EXERCISE REQUIREMENTS. Leaving out any pictures, print the entries that follow exactly as they stand.

### SUPPLIED INFORMATION

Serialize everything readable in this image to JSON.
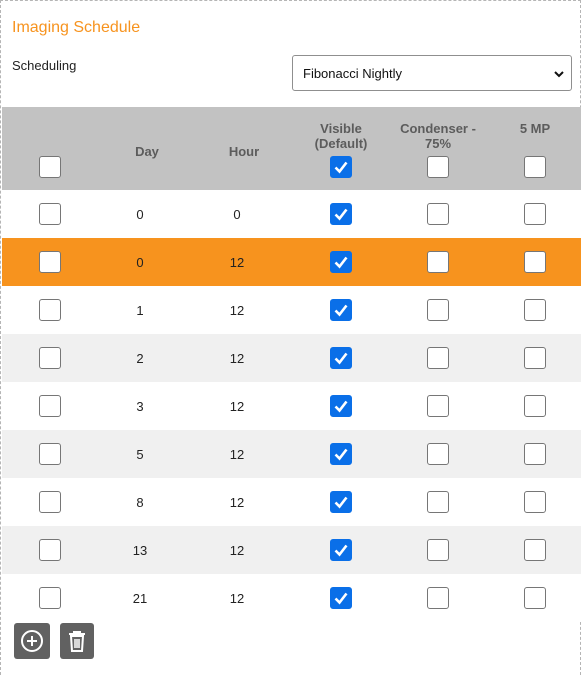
{
  "panel": {
    "title": "Imaging Schedule"
  },
  "scheduling": {
    "label": "Scheduling",
    "selected": "Fibonacci Nightly"
  },
  "table": {
    "headers": {
      "day": "Day",
      "hour": "Hour",
      "visible": "Visible (Default)",
      "condenser": "Condenser - 75%",
      "mp5": "5 MP"
    },
    "header_checks": {
      "select_all": false,
      "visible": true,
      "condenser": false,
      "mp5": false
    },
    "rows": [
      {
        "day": "0",
        "hour": "0",
        "selected": false,
        "visible": true,
        "condenser": false,
        "mp5": false
      },
      {
        "day": "0",
        "hour": "12",
        "selected": false,
        "visible": true,
        "condenser": false,
        "mp5": false
      },
      {
        "day": "1",
        "hour": "12",
        "selected": false,
        "visible": true,
        "condenser": false,
        "mp5": false
      },
      {
        "day": "2",
        "hour": "12",
        "selected": false,
        "visible": true,
        "condenser": false,
        "mp5": false
      },
      {
        "day": "3",
        "hour": "12",
        "selected": false,
        "visible": true,
        "condenser": false,
        "mp5": false
      },
      {
        "day": "5",
        "hour": "12",
        "selected": false,
        "visible": true,
        "condenser": false,
        "mp5": false
      },
      {
        "day": "8",
        "hour": "12",
        "selected": false,
        "visible": true,
        "condenser": false,
        "mp5": false
      },
      {
        "day": "13",
        "hour": "12",
        "selected": false,
        "visible": true,
        "condenser": false,
        "mp5": false
      },
      {
        "day": "21",
        "hour": "12",
        "selected": false,
        "visible": true,
        "condenser": false,
        "mp5": false
      }
    ],
    "highlighted_row": 1
  },
  "actions": {
    "add_icon": "plus-circle-icon",
    "delete_icon": "trash-icon"
  },
  "colors": {
    "accent": "#f7931e",
    "header_bg": "#c2c2c2",
    "stripe": "#f0f0f0",
    "checkbox_checked": "#0a6fe8",
    "action_btn": "#616161"
  }
}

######

TASK OUTPUT.
Serialize everything readable in this image to JSON.
{
  "panel": {
    "title": "Imaging Schedule"
  },
  "scheduling": {
    "label": "Scheduling",
    "selected": "Fibonacci Nightly"
  },
  "table": {
    "headers": {
      "day": "Day",
      "hour": "Hour",
      "visible": "Visible (Default)",
      "condenser": "Condenser - 75%",
      "mp5": "5 MP"
    },
    "header_checks": {
      "select_all": false,
      "visible": true,
      "condenser": false,
      "mp5": false
    },
    "rows": [
      {
        "day": "0",
        "hour": "0",
        "selected": false,
        "visible": true,
        "condenser": false,
        "mp5": false
      },
      {
        "day": "0",
        "hour": "12",
        "selected": false,
        "visible": true,
        "condenser": false,
        "mp5": false
      },
      {
        "day": "1",
        "hour": "12",
        "selected": false,
        "visible": true,
        "condenser": false,
        "mp5": false
      },
      {
        "day": "2",
        "hour": "12",
        "selected": false,
        "visible": true,
        "condenser": false,
        "mp5": false
      },
      {
        "day": "3",
        "hour": "12",
        "selected": false,
        "visible": true,
        "condenser": false,
        "mp5": false
      },
      {
        "day": "5",
        "hour": "12",
        "selected": false,
        "visible": true,
        "condenser": false,
        "mp5": false
      },
      {
        "day": "8",
        "hour": "12",
        "selected": false,
        "visible": true,
        "condenser": false,
        "mp5": false
      },
      {
        "day": "13",
        "hour": "12",
        "selected": false,
        "visible": true,
        "condenser": false,
        "mp5": false
      },
      {
        "day": "21",
        "hour": "12",
        "selected": false,
        "visible": true,
        "condenser": false,
        "mp5": false
      }
    ],
    "highlighted_row": 1
  },
  "actions": {
    "add_icon": "plus-circle-icon",
    "delete_icon": "trash-icon"
  },
  "colors": {
    "accent": "#f7931e",
    "header_bg": "#c2c2c2",
    "stripe": "#f0f0f0",
    "checkbox_checked": "#0a6fe8",
    "action_btn": "#616161"
  }
}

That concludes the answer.